Photo Information

Cpl. Alexander Villada, a Miami native, (left), checks over a soldier's vehicle registration form while Cpl. Travis C. Adams, an Anaheim, Calif., native, (middle), prepares to log it into a computer at Al Asad, Iraq, March 27. Both Marines are badging shift leaders with the Badging Office, Provost Marshal's Office, 1st Battalion, 109th Mechanized Infantry, Marine Wing Support Group 37 (Reinforced), 3rd Marine Aircraft Wing.

Photo by Lance Cpl. James B. Hoke

Al Asad kept secure with Badging Office

30 Mar 2006 | Lance Cpl. James B. Hoke

With heightened security surrounding the forward deployed bases, several third country nationals and local nationals are employed by companies who build, repair and otherwise facilitate things on these bases to make the life of service members somewhat easier while in the combat zone.

The Marines with the Badging Office at Al Asad, are responsible to badge each of these individuals coming aboard their base, so that they can be escorted, moved around the base and identified while doing their jobs.

"Security on the base is the main issue," said Cpl. Travis C. Adams, badging shift leader, Badging Office, 1st Battalion, 109th Mechanized Infantry, Marine Wing Support Group 37 (Reinforced), 3rd Marine Aircraft Wing. "That way we know who is on base and we are able to track them with a background check."

However, the badging system goes a lot further than just checking individuals upon the base.

"The purpose of the badging system is to have identification and background checks on all TCNs and LNs on base," said Sgt. James Kanelos, badging noncommissioned officer-in-charge, Badging Office. "Among that, we register everyone's vehicle on base, as well as satellite phones. Any items that get taken off base have to be registered here, too."

According to Adams, a native of Anaheim, Calif., not every individual has to go through the badging process when coming aboard the base.

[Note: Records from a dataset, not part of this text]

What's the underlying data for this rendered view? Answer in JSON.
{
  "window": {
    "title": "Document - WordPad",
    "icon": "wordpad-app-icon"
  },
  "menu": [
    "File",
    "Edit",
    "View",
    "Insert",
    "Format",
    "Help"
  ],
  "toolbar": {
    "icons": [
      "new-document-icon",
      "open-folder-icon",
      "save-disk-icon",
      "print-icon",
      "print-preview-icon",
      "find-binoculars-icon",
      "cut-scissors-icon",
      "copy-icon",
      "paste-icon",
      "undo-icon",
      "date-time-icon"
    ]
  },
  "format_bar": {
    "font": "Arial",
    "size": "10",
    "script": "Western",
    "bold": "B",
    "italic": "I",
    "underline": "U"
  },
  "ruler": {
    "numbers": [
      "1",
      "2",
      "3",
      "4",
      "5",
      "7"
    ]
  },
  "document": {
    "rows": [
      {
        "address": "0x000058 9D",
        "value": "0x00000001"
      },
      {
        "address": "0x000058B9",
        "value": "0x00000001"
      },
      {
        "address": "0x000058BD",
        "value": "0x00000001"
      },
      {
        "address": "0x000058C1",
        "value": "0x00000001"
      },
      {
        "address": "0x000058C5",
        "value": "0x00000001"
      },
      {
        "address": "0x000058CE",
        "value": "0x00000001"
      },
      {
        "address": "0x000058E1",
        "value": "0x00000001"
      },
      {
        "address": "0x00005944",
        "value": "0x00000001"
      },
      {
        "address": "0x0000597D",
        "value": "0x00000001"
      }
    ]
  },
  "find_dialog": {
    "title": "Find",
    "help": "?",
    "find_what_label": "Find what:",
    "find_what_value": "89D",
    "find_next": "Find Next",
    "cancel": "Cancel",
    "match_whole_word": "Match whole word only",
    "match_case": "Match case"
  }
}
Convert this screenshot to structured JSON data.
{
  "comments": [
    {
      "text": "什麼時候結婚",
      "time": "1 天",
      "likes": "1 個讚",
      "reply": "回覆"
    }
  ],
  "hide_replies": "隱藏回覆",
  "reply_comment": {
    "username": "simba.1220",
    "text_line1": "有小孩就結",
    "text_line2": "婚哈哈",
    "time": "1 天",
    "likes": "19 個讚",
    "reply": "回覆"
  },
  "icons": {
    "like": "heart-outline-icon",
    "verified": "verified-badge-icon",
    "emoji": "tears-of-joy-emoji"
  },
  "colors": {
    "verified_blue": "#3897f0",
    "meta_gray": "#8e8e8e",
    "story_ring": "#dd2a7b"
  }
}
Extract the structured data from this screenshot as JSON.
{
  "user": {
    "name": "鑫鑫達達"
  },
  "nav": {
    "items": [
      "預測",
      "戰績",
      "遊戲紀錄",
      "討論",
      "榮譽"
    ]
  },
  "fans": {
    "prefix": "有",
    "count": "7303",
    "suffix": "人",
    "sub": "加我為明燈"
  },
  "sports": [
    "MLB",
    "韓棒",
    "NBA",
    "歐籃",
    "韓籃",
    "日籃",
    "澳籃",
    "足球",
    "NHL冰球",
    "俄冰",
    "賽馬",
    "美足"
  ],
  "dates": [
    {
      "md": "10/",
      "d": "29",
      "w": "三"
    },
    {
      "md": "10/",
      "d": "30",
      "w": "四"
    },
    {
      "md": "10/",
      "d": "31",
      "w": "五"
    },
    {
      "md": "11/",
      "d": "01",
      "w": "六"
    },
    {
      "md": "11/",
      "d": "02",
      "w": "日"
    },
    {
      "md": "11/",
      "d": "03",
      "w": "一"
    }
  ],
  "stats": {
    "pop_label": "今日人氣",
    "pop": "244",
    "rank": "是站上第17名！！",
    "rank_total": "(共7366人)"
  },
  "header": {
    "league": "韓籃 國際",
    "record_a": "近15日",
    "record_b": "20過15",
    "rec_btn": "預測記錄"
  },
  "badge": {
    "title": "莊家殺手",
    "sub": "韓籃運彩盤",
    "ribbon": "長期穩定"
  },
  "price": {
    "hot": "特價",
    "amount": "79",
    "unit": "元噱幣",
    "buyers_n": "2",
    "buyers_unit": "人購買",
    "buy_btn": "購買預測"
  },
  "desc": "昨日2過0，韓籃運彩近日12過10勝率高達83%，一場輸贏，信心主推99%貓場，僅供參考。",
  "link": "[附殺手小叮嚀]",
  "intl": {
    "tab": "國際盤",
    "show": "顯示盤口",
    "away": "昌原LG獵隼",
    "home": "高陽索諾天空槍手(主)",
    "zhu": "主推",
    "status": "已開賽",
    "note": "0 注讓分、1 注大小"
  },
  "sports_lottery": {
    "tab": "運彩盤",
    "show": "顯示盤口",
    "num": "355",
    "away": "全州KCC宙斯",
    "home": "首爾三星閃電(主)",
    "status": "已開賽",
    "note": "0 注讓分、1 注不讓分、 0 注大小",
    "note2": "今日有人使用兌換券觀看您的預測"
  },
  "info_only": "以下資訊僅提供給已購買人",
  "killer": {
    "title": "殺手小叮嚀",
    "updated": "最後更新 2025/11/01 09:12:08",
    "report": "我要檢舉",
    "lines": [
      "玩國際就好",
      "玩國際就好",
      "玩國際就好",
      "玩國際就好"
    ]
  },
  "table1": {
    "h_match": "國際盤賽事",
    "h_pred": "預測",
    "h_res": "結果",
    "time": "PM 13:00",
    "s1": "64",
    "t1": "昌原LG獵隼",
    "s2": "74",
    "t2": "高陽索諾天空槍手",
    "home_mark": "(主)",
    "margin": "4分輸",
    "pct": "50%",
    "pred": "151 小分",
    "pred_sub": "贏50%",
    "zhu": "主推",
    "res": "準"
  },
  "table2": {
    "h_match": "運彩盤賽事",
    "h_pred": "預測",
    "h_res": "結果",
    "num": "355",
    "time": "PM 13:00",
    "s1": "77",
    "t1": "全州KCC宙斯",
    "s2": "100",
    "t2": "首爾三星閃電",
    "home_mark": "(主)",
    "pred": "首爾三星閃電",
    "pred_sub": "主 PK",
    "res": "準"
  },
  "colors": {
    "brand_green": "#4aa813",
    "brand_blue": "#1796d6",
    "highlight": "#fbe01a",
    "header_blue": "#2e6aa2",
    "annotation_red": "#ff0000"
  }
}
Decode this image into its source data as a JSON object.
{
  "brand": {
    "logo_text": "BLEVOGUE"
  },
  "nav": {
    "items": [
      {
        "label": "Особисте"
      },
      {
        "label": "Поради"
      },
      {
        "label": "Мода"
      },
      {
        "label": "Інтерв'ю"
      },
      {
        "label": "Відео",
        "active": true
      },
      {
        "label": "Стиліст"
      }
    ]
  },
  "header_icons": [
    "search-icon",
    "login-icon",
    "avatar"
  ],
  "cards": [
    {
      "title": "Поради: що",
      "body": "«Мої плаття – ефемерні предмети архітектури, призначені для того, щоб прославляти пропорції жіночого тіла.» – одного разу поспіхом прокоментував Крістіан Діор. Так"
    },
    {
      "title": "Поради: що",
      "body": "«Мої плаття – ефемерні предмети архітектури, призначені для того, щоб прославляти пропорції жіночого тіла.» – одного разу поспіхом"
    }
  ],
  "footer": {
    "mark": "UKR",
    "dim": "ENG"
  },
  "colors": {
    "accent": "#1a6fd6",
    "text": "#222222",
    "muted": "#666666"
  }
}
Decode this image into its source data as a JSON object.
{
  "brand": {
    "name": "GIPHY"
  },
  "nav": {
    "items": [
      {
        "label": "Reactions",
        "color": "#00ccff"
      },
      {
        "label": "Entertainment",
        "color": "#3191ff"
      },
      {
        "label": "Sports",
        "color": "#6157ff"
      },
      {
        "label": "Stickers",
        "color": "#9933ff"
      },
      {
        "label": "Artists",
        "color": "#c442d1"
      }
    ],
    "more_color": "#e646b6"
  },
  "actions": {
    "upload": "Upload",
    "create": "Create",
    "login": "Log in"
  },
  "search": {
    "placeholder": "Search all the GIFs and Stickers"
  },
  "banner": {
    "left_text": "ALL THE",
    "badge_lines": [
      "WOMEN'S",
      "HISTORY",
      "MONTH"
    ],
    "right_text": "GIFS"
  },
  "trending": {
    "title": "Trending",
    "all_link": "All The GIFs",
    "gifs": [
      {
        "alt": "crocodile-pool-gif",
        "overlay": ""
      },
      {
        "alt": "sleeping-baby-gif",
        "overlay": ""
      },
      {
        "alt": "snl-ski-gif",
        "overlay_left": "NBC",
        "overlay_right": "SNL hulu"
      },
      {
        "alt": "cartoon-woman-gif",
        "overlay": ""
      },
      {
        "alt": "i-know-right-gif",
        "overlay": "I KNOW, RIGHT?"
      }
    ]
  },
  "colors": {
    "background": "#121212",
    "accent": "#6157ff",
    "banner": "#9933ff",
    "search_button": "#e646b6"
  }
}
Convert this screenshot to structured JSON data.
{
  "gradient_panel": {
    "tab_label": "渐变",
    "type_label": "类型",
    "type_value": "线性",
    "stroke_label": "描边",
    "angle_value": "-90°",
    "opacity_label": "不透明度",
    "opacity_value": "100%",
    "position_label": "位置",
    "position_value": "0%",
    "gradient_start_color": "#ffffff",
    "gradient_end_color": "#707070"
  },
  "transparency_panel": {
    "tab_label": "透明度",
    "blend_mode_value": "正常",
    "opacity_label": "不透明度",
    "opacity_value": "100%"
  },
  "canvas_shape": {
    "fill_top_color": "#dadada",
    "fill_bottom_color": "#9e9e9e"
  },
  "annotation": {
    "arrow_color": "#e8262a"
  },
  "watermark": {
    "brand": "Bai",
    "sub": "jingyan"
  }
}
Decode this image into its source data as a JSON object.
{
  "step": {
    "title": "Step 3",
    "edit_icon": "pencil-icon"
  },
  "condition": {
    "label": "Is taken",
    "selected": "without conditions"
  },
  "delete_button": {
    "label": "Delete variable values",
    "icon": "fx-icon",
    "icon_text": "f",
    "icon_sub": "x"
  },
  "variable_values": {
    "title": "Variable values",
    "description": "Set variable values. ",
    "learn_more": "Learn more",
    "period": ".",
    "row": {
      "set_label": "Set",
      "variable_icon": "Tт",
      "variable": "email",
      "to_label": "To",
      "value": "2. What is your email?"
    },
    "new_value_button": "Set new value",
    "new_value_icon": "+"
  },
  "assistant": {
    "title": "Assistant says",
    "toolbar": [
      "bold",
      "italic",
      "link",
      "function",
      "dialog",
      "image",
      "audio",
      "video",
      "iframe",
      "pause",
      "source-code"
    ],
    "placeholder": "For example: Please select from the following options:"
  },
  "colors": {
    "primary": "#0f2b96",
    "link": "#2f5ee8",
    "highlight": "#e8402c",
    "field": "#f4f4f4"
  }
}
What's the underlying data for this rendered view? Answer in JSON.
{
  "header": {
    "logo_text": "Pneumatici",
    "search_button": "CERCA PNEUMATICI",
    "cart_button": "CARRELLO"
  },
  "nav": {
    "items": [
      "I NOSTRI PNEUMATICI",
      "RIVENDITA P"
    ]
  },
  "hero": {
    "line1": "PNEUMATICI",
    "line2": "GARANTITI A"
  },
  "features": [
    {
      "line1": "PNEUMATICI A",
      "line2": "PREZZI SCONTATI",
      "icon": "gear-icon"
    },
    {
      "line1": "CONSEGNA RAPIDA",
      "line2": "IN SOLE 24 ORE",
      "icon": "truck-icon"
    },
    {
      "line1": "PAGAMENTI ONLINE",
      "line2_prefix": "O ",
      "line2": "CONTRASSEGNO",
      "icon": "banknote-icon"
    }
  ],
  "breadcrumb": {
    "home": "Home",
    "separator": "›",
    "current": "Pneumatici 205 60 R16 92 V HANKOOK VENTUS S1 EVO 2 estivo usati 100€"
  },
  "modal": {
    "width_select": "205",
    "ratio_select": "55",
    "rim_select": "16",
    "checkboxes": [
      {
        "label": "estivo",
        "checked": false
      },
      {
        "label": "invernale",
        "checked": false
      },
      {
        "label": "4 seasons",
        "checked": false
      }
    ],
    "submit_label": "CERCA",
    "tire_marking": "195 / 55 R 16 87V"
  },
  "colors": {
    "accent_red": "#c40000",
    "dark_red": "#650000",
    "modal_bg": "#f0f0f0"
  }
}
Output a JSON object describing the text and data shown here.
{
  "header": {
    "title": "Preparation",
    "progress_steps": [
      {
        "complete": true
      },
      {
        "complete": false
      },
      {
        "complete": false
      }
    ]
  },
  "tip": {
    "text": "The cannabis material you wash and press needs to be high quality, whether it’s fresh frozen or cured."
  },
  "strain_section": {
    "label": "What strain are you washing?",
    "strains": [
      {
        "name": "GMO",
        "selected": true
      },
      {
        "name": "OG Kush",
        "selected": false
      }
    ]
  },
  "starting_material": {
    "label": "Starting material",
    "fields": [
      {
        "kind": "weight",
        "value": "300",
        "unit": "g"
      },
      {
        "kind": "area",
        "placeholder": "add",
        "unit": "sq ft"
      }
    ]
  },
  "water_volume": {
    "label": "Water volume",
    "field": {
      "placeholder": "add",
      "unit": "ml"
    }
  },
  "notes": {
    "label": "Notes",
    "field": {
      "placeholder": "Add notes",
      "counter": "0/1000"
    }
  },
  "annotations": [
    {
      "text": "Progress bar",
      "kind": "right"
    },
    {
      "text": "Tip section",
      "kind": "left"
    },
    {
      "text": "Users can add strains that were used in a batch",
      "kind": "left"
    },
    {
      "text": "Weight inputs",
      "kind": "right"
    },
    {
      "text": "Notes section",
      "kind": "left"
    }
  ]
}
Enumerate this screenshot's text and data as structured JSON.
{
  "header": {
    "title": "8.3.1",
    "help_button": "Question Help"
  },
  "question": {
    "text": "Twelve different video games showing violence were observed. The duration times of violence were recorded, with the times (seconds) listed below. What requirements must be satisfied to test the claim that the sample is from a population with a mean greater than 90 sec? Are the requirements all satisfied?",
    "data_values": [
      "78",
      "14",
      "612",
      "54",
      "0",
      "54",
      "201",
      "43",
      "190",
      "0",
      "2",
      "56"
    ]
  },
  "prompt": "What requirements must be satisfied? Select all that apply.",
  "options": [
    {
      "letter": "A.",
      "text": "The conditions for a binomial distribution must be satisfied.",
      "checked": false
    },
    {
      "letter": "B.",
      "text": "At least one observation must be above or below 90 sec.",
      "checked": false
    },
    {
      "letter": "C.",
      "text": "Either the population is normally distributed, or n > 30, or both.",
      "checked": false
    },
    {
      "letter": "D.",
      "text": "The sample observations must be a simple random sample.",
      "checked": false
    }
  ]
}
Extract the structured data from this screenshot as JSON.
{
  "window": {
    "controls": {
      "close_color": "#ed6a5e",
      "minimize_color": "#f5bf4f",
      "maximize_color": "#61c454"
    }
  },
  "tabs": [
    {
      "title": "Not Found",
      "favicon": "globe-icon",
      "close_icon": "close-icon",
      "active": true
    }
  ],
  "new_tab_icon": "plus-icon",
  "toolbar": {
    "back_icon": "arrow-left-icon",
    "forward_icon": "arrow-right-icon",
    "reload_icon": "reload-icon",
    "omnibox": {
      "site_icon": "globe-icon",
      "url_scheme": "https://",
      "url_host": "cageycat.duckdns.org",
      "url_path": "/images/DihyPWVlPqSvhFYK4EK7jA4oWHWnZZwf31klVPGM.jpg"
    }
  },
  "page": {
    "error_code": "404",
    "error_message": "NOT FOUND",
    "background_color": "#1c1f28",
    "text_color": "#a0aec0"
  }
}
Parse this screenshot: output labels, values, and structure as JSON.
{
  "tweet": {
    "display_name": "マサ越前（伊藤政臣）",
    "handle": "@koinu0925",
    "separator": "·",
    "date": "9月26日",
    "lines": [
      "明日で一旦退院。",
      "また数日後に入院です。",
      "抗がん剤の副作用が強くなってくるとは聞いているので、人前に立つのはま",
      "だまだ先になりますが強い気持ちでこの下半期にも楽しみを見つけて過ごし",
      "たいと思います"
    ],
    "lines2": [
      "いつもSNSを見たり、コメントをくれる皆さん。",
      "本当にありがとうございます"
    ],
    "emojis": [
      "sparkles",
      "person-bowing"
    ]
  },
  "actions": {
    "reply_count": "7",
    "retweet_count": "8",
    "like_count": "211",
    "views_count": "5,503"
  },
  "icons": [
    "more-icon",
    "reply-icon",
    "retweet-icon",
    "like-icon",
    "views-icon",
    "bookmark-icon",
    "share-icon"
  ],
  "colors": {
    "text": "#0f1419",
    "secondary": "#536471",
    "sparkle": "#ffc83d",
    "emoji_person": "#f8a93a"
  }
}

"The only ones who don't have to go through it are American citizens and some of the coalition forces and NATO countries who have (Department of Defense) or (Common Access Card) cards," said Adams, a Buena Park High School graduate. "They still have to have a form of identification while on the base and have to be vetted, as all personnel aboard Al Asad have to have a badge, regardless."

Although a select few may be able to get aboard Al Asad without going through the badging process, a form of identification is still required at all times.

"The badging system affects everyone, including military," said Kanelos, a Boston native. "You can't move around the base without badges, and we have to be able to identify anyone at a moment's notice."

With the possibility of having to be identified in a split second, all TCNs and LNs are required to have their badges visible at all times while aboard the base.

"Red badges are restricted and have to be escorted," said Kanelos, a graduate from Salem High School. "Yellow badges have to be escorted and green badges are unescorted. None of the badges are authorized to leave this base."

As a form of identification, a badge is required to be carried by all individuals aboard Al Asad. The security of the base is heightened to a sense that if someone doesn't have a badge, they aren't supposed to be there.